Directions —
Print out all of the records exactly; no picture belongs in the result.

=-=-=-=-=

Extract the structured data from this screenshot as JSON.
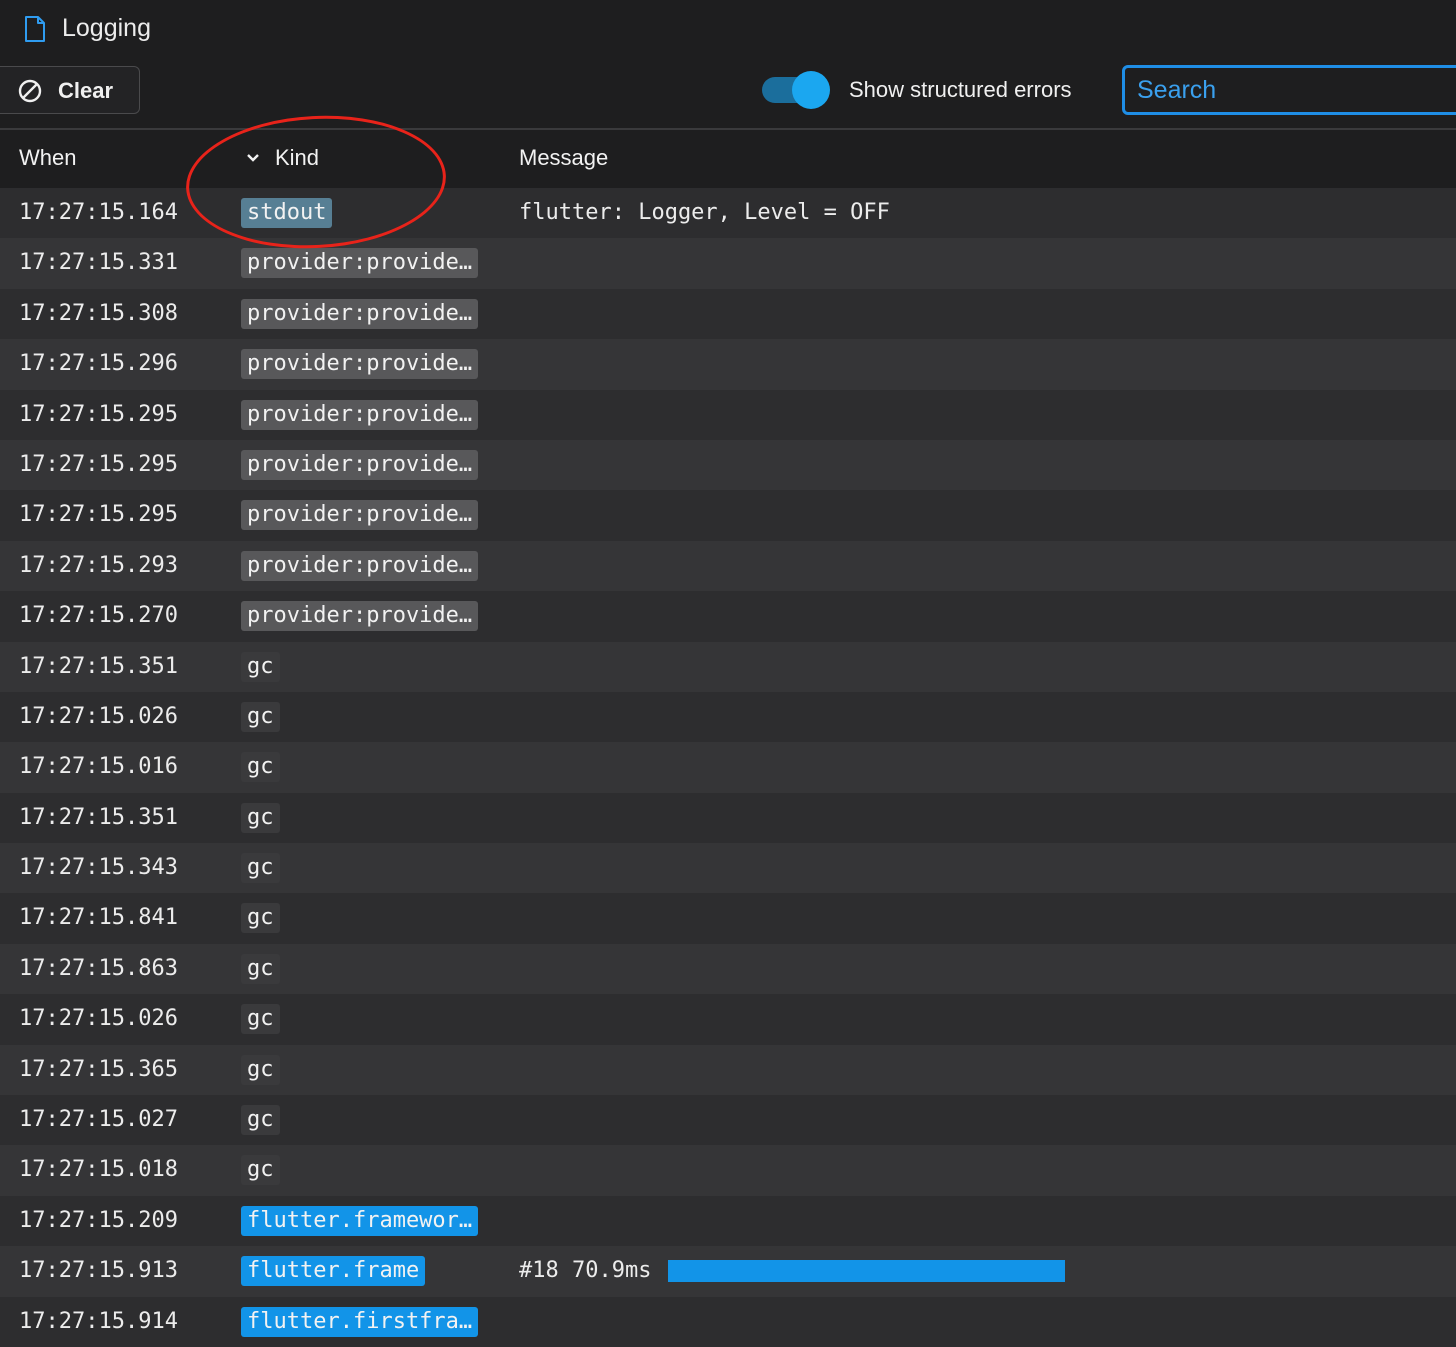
{
  "app": {
    "title": "Logging",
    "icon": "file-icon"
  },
  "toolbar": {
    "clear_label": "Clear",
    "clear_icon": "block-icon",
    "toggle_label": "Show structured errors",
    "toggle_on": true,
    "search_placeholder": "Search"
  },
  "columns": {
    "when": "When",
    "kind": "Kind",
    "message": "Message"
  },
  "colors": {
    "gc": "#3a3a3c",
    "provider": "#58585a",
    "stdout": "#577f94",
    "flutter": "#1294e8",
    "accent": "#1ba7f0",
    "annotation": "#e8231a"
  },
  "rows": [
    {
      "when": "17:27:15.164",
      "kind": "stdout",
      "kind_type": "stdout",
      "message": "flutter: Logger, Level = OFF"
    },
    {
      "when": "17:27:15.331",
      "kind": "provider:provide…",
      "kind_type": "provider",
      "message": ""
    },
    {
      "when": "17:27:15.308",
      "kind": "provider:provide…",
      "kind_type": "provider",
      "message": ""
    },
    {
      "when": "17:27:15.296",
      "kind": "provider:provide…",
      "kind_type": "provider",
      "message": ""
    },
    {
      "when": "17:27:15.295",
      "kind": "provider:provide…",
      "kind_type": "provider",
      "message": ""
    },
    {
      "when": "17:27:15.295",
      "kind": "provider:provide…",
      "kind_type": "provider",
      "message": ""
    },
    {
      "when": "17:27:15.295",
      "kind": "provider:provide…",
      "kind_type": "provider",
      "message": ""
    },
    {
      "when": "17:27:15.293",
      "kind": "provider:provide…",
      "kind_type": "provider",
      "message": ""
    },
    {
      "when": "17:27:15.270",
      "kind": "provider:provide…",
      "kind_type": "provider",
      "message": ""
    },
    {
      "when": "17:27:15.351",
      "kind": "gc",
      "kind_type": "gc",
      "message": ""
    },
    {
      "when": "17:27:15.026",
      "kind": "gc",
      "kind_type": "gc",
      "message": ""
    },
    {
      "when": "17:27:15.016",
      "kind": "gc",
      "kind_type": "gc",
      "message": ""
    },
    {
      "when": "17:27:15.351",
      "kind": "gc",
      "kind_type": "gc",
      "message": ""
    },
    {
      "when": "17:27:15.343",
      "kind": "gc",
      "kind_type": "gc",
      "message": ""
    },
    {
      "when": "17:27:15.841",
      "kind": "gc",
      "kind_type": "gc",
      "message": ""
    },
    {
      "when": "17:27:15.863",
      "kind": "gc",
      "kind_type": "gc",
      "message": ""
    },
    {
      "when": "17:27:15.026",
      "kind": "gc",
      "kind_type": "gc",
      "message": ""
    },
    {
      "when": "17:27:15.365",
      "kind": "gc",
      "kind_type": "gc",
      "message": ""
    },
    {
      "when": "17:27:15.027",
      "kind": "gc",
      "kind_type": "gc",
      "message": ""
    },
    {
      "when": "17:27:15.018",
      "kind": "gc",
      "kind_type": "gc",
      "message": ""
    },
    {
      "when": "17:27:15.209",
      "kind": "flutter.framewor…",
      "kind_type": "flutter",
      "message": ""
    },
    {
      "when": "17:27:15.913",
      "kind": "flutter.frame",
      "kind_type": "flutter",
      "message": "#18 70.9ms",
      "frame_ms": 70.9
    },
    {
      "when": "17:27:15.914",
      "kind": "flutter.firstfra…",
      "kind_type": "flutter",
      "message": ""
    }
  ]
}
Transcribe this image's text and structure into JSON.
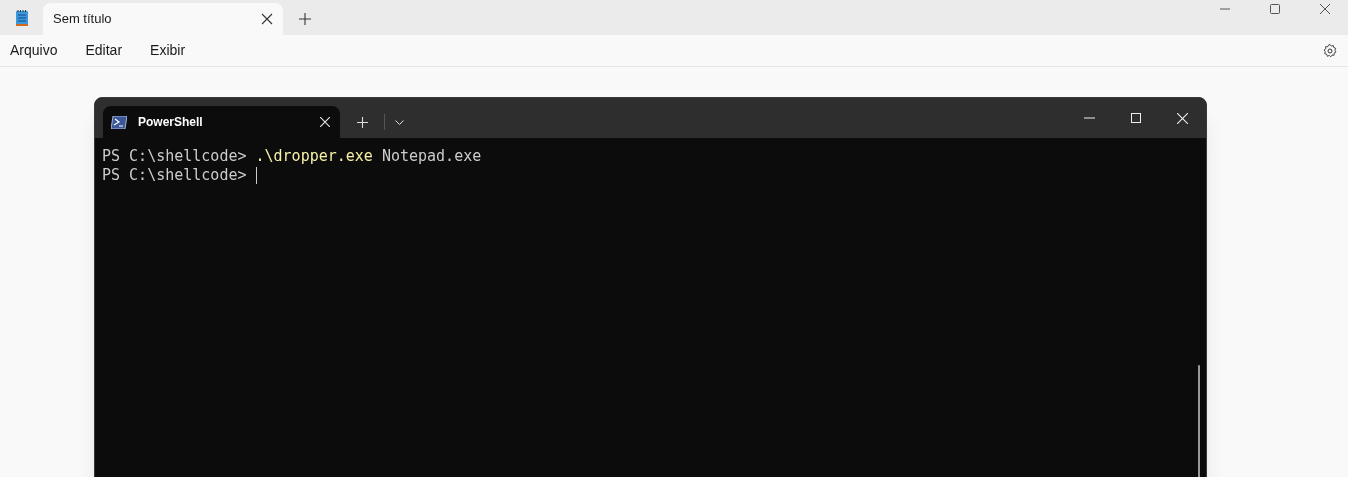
{
  "notepad": {
    "tab": {
      "title": "Sem título"
    },
    "menu": [
      "Arquivo",
      "Editar",
      "Exibir"
    ]
  },
  "terminal": {
    "tab": {
      "title": "PowerShell"
    },
    "lines": [
      {
        "prompt": "PS C:\\shellcode>",
        "command": ".\\dropper.exe",
        "args": "Notepad.exe",
        "cursor": false
      },
      {
        "prompt": "PS C:\\shellcode>",
        "cursor": true
      }
    ]
  }
}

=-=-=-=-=

Solution below —
Extract the structured data from this screenshot as JSON.
{
  "app": {
    "title": "Logging",
    "icon": "file-icon"
  },
  "toolbar": {
    "clear_label": "Clear",
    "clear_icon": "block-icon",
    "toggle_label": "Show structured errors",
    "toggle_on": true,
    "search_placeholder": "Search"
  },
  "columns": {
    "when": "When",
    "kind": "Kind",
    "message": "Message"
  },
  "colors": {
    "gc": "#3a3a3c",
    "provider": "#58585a",
    "stdout": "#577f94",
    "flutter": "#1294e8",
    "accent": "#1ba7f0",
    "annotation": "#e8231a"
  },
  "rows": [
    {
      "when": "17:27:15.164",
      "kind": "stdout",
      "kind_type": "stdout",
      "message": "flutter: Logger, Level = OFF"
    },
    {
      "when": "17:27:15.331",
      "kind": "provider:provide…",
      "kind_type": "provider",
      "message": ""
    },
    {
      "when": "17:27:15.308",
      "kind": "provider:provide…",
      "kind_type": "provider",
      "message": ""
    },
    {
      "when": "17:27:15.296",
      "kind": "provider:provide…",
      "kind_type": "provider",
      "message": ""
    },
    {
      "when": "17:27:15.295",
      "kind": "provider:provide…",
      "kind_type": "provider",
      "message": ""
    },
    {
      "when": "17:27:15.295",
      "kind": "provider:provide…",
      "kind_type": "provider",
      "message": ""
    },
    {
      "when": "17:27:15.295",
      "kind": "provider:provide…",
      "kind_type": "provider",
      "message": ""
    },
    {
      "when": "17:27:15.293",
      "kind": "provider:provide…",
      "kind_type": "provider",
      "message": ""
    },
    {
      "when": "17:27:15.270",
      "kind": "provider:provide…",
      "kind_type": "provider",
      "message": ""
    },
    {
      "when": "17:27:15.351",
      "kind": "gc",
      "kind_type": "gc",
      "message": ""
    },
    {
      "when": "17:27:15.026",
      "kind": "gc",
      "kind_type": "gc",
      "message": ""
    },
    {
      "when": "17:27:15.016",
      "kind": "gc",
      "kind_type": "gc",
      "message": ""
    },
    {
      "when": "17:27:15.351",
      "kind": "gc",
      "kind_type": "gc",
      "message": ""
    },
    {
      "when": "17:27:15.343",
      "kind": "gc",
      "kind_type": "gc",
      "message": ""
    },
    {
      "when": "17:27:15.841",
      "kind": "gc",
      "kind_type": "gc",
      "message": ""
    },
    {
      "when": "17:27:15.863",
      "kind": "gc",
      "kind_type": "gc",
      "message": ""
    },
    {
      "when": "17:27:15.026",
      "kind": "gc",
      "kind_type": "gc",
      "message": ""
    },
    {
      "when": "17:27:15.365",
      "kind": "gc",
      "kind_type": "gc",
      "message": ""
    },
    {
      "when": "17:27:15.027",
      "kind": "gc",
      "kind_type": "gc",
      "message": ""
    },
    {
      "when": "17:27:15.018",
      "kind": "gc",
      "kind_type": "gc",
      "message": ""
    },
    {
      "when": "17:27:15.209",
      "kind": "flutter.framewor…",
      "kind_type": "flutter",
      "message": ""
    },
    {
      "when": "17:27:15.913",
      "kind": "flutter.frame",
      "kind_type": "flutter",
      "message": "#18 70.9ms",
      "frame_ms": 70.9
    },
    {
      "when": "17:27:15.914",
      "kind": "flutter.firstfra…",
      "kind_type": "flutter",
      "message": ""
    }
  ]
}
Transcribe this image's text and structure into JSON.
{
  "notepad": {
    "tab": {
      "title": "Sem título"
    },
    "menu": [
      "Arquivo",
      "Editar",
      "Exibir"
    ]
  },
  "terminal": {
    "tab": {
      "title": "PowerShell"
    },
    "lines": [
      {
        "prompt": "PS C:\\shellcode>",
        "command": ".\\dropper.exe",
        "args": "Notepad.exe",
        "cursor": false
      },
      {
        "prompt": "PS C:\\shellcode>",
        "cursor": true
      }
    ]
  }
}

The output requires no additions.